  • The bolus insulin (man-made insulin taken to regulate blood sugar levels) depends on the level of the blood sugar.
  • Doses for pre-mixed insulin (prescribed for a simple insulin treatment) depends on the level of the blood sugar.

Insulin dosage administration involving the use of sliding scale insulin is predicated according to the readings of the blood sugar. General charts containing the calculated doses and guidelines of the blood glucose readings of individual patients usually make up sliding scale insulin. It is based according to the needs of the patients, as well as the appropriate medical care they require.

Uses of Sliding Scale Insulin

Healthcare professionals use sliding scale insulin when it is most necessary. This explains why the therapy is only utilized short-term – during hospitalization or any cases where the insulin intake or dosage needs adjustment. The chart used in the scale also depends on the two factors of insulin dosage. These are as follows:

  • Pre-meal blood sugar level – This factor is located on the left-hand part of the chart. It lists the low to high dosages of insulin. Note that if the blood glucose level is high, the same range or high amount of insulin should be administered. The insulin dosage must equate to the blood glucose level.
  • Mealtime – This is located on the top row part of the char. It includes breakfast, lunch, and dinner.

It is also necessary to point out that no doses are the same each day. The insulin dosage before mealtime changes as the blood sugar levels also changes. As for the type of food to eat during meals, your healthcare professional will also take that into account.


  • Applicable for immediate dosing and treatment.
  • Repeated doctor consultation is not necessary as the sliding scale can already determine the right dosage to take.
  • It does not require repeated daily calculations.
  • Following an advanced and simple plan for diabetes treatment is more comfortable than adhering to an extensive treatment plan.


  • It does not prevent high blood glucose levels.
  • Reactive approach instead of being proactive.
  • Considered as a less-than-ideal treatment method. This explains why many healthcare professionals today do not utilize this method in treating diabetes or high blood sugar levels.
  • Poses a risk of increased blood sugar level on a daily basis.
  • A sliding scale can change the activity of a diabetic person.

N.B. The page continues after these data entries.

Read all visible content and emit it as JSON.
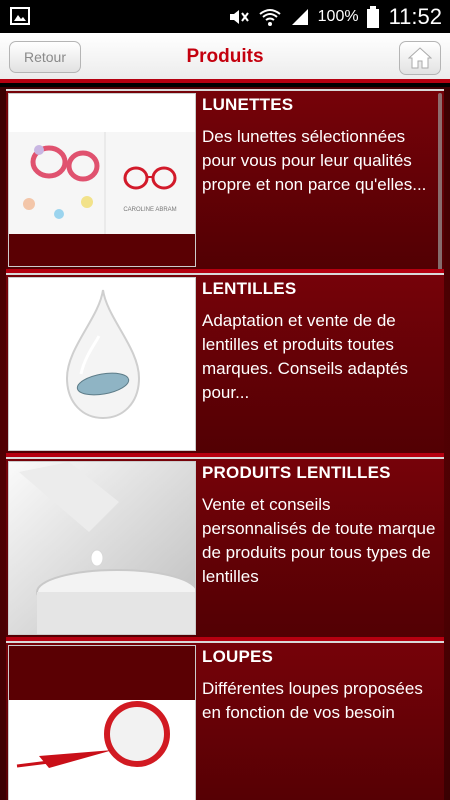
{
  "status": {
    "battery_pct": "100%",
    "time": "11:52"
  },
  "header": {
    "back_label": "Retour",
    "title": "Produits"
  },
  "products": [
    {
      "title": "LUNETTES",
      "desc": "Des lunettes sélectionnées pour vous pour leur qualités propre et non parce qu'elles...",
      "thumb_caption": "CAROLINE ABRAM"
    },
    {
      "title": "LENTILLES",
      "desc": "Adaptation et vente de de lentilles et produits toutes marques. Conseils adaptés pour..."
    },
    {
      "title": "PRODUITS LENTILLES",
      "desc": "Vente et conseils personnalisés de toute marque de produits pour tous types de lentilles"
    },
    {
      "title": "LOUPES",
      "desc": "Différentes loupes proposées en fonction de vos besoin"
    }
  ]
}
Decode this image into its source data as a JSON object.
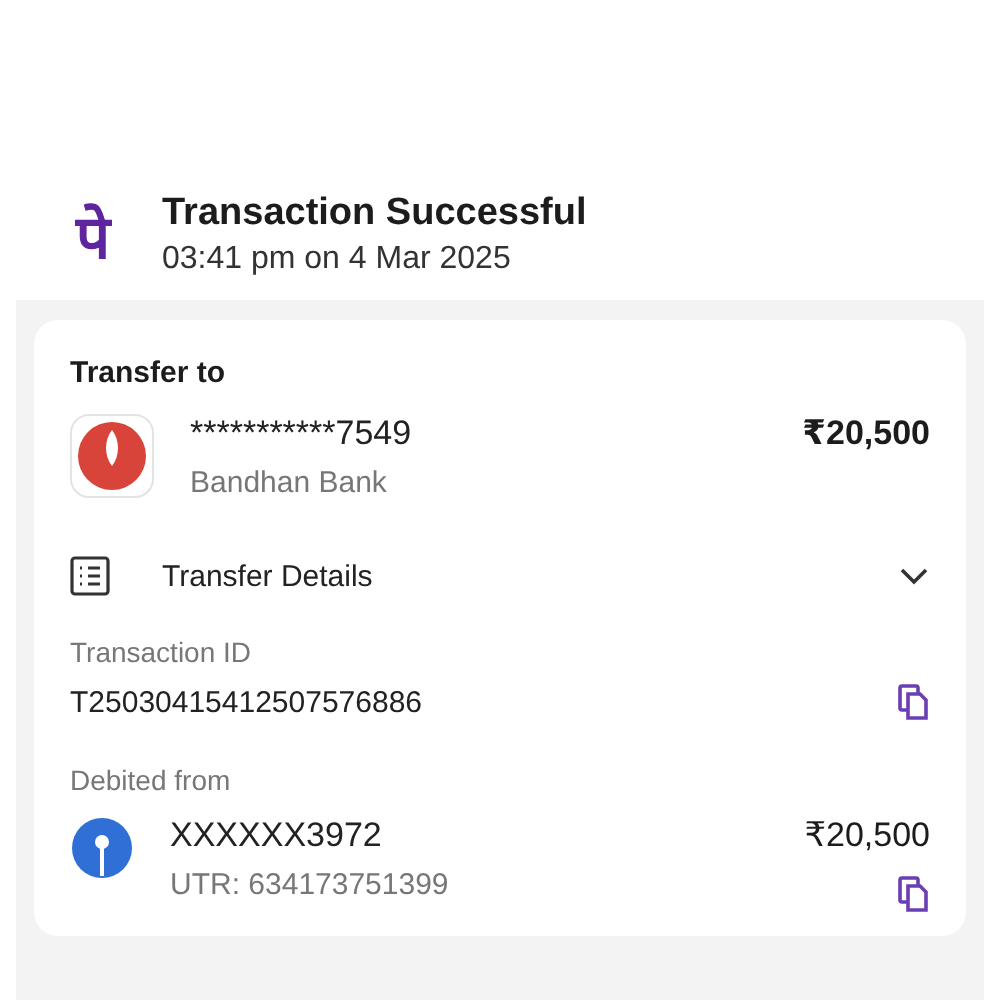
{
  "header": {
    "logo": "पे",
    "title": "Transaction Successful",
    "timestamp": "03:41 pm on 4 Mar 2025"
  },
  "card": {
    "transfer_to": {
      "heading": "Transfer to",
      "account": "***********7549",
      "bank": "Bandhan Bank",
      "amount": "₹20,500"
    },
    "details": {
      "label": "Transfer Details",
      "expanded": false
    },
    "transaction": {
      "label": "Transaction ID",
      "value": "T25030415412507576886"
    },
    "debited_from": {
      "heading": "Debited from",
      "account": "XXXXXX3972",
      "utr": "UTR: 634173751399",
      "amount": "₹20,500"
    }
  }
}
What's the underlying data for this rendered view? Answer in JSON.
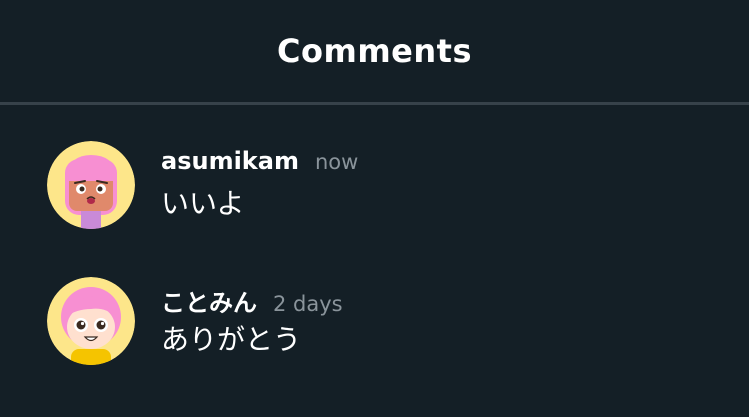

This change can affect the blood sugar level, making it difficult to control and manage the disorder.

Disclaimer: Please note that the contents of this community article are strictly for informational purposes and should not be considered as medical advice. This article, and other community articles, are not written or reviewed for medical validity by Canadian Insulin or its staff. All views and opinions expressed by the contributing authors are not endorsed by Canadian Insulin. Always consult a medical professional for medical advice, diagnosis, and treatment.